'The people have spoken'
TWEED MP Geoff Provest says he feels "honoured" following his election victory on Saturday which saw him fend off Labor in what he described as the hardest campaign of his career.
Mr Provest went into the election as the second favourite to win behind Labor's Craig Elliot, with early polling and the bookies predicting Mr Elliot would win the seat with the help of preferences.
But an unexpected swing towards the Nationals saw Mr Provest surge ahead and he declared victory with his supporters at the Tweed Heads Bowls Club about 9pm on Saturday.
By Monday morning, Mr Provest had received 48 per cent of the total votes while Mr Elliot had received 32 per cent, with postal votes and several other booths yet to be finalised.
The controversial location of the $534 million Tweed Valley Hospital was the main issue on which both parties based their campaign, with Labor calling the election a "referendum" on where the new hospital would be built.
Mr Provest had promised to build the hospital on former farmland at Cudgen, while Mr Elliot said he would move the site to Kings Forest and save the Cudgen Pleateu from over-development.
But in an unexpected turn of events, Mr Provest won every booth in the electorate and received more than 50 per cent of the votes at the three polling booths closest to the new hospital site.
Mr Provest told the Tweed Daily News the people had spoken on where they wanted their new hospital.
"I put my political career on the line getting a new hospital in the Tweed and that's because the doctors of the Tweed said we need that to keep the community well, so I stood shoulder to shoulder with them," he said.
"I'm disappointed that during the campaign there was a lot of personal insults, vendettas, bullying, you name it, and I think that's a very sad reflection on some people in the community, but the people have spoken, they want the hospital at Cudgen and that's what we're doing."
He said he expected to see the hospital's development application approved and work on the site begin "in the next three or four months".
Mr Provest said it felt "a little bit surreal" when he learned he had retained the seat, but now was the time for action.
"Now the job is to deliver what we promised, the hospital, light rail, upgrades to the schools, the hard work starts today," he said.
"If you promise something you've got to deliver it. I'd like to thank the people of Tweed for putting their trust in me for the next four years and I'm honoured they've chosen me to represent them."
Mr Provest also congratulated his political opponents for putting in the gruelling work it takes to run an election campaign.
"I'd like to give credit to all the candidates, running an election campaign is one of the hardest things you can do in your career," he said.
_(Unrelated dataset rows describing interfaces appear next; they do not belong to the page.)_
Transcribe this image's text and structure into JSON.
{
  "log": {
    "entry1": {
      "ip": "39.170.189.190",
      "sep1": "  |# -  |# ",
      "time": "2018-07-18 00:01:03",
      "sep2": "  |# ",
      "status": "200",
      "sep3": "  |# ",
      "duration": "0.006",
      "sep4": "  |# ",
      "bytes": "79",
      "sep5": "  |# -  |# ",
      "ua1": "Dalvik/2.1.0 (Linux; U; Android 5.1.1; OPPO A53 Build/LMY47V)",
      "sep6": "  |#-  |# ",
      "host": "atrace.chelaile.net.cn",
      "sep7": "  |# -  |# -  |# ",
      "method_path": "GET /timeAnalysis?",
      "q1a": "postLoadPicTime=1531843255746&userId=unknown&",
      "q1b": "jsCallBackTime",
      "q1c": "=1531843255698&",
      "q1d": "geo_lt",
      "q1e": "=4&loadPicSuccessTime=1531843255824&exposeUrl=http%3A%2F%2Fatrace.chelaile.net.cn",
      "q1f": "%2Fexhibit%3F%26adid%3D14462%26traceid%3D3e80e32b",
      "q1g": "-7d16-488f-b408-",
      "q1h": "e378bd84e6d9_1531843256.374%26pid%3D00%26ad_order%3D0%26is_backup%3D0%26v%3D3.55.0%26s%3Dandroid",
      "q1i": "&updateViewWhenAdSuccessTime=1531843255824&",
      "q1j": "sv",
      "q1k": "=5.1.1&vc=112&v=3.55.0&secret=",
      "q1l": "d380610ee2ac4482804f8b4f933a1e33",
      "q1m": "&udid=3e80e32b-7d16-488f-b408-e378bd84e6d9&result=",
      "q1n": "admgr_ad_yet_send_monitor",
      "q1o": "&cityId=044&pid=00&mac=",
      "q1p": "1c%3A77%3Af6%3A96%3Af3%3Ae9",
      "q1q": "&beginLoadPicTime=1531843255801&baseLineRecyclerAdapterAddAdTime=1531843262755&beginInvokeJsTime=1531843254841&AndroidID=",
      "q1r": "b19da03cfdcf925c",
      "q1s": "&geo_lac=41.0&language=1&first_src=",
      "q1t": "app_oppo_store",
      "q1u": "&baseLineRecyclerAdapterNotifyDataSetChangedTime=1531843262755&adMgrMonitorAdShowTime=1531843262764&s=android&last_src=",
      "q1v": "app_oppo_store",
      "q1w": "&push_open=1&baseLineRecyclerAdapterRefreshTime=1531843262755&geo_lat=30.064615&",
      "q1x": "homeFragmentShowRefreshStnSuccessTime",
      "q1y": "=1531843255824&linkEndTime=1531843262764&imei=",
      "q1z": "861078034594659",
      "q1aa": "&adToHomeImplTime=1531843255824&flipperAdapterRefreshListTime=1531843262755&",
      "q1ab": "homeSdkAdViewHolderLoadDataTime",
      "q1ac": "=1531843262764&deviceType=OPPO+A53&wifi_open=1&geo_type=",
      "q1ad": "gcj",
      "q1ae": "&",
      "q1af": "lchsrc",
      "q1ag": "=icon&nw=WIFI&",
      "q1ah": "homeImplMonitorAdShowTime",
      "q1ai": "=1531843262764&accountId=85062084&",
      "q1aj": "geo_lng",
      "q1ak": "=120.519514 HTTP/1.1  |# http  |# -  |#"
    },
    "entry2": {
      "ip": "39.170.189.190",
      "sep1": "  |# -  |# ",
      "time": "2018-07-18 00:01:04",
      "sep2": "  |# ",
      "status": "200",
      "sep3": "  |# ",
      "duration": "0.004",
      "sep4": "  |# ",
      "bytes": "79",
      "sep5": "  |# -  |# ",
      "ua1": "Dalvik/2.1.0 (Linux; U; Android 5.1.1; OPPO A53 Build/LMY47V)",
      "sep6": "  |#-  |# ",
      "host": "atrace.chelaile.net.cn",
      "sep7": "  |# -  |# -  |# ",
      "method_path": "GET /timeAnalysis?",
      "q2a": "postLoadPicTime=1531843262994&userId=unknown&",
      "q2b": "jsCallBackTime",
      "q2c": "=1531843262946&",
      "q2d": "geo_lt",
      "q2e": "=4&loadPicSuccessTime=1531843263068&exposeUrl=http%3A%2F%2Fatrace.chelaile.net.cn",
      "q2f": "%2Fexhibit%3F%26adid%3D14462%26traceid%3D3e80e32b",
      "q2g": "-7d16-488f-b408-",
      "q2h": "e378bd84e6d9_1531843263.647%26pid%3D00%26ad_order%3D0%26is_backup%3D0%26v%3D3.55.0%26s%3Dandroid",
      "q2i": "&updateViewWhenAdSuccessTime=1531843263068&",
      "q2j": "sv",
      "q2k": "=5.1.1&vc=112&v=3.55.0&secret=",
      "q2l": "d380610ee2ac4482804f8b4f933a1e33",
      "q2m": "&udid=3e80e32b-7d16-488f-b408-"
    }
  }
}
Mr Elliot said it had been a "privilege and an honour" to be the Labor candidate for Tweed.
"I'm proud of our strong campaign to promise more front-line services, a new high school at Pottsville and better health and hospital services in the Tweed," he said.
"I'd like to thank all those who supported me.
"I congratulate Geoff Provest on his re-election and acknowledge that the community has now made its decision on the location of the new hospital."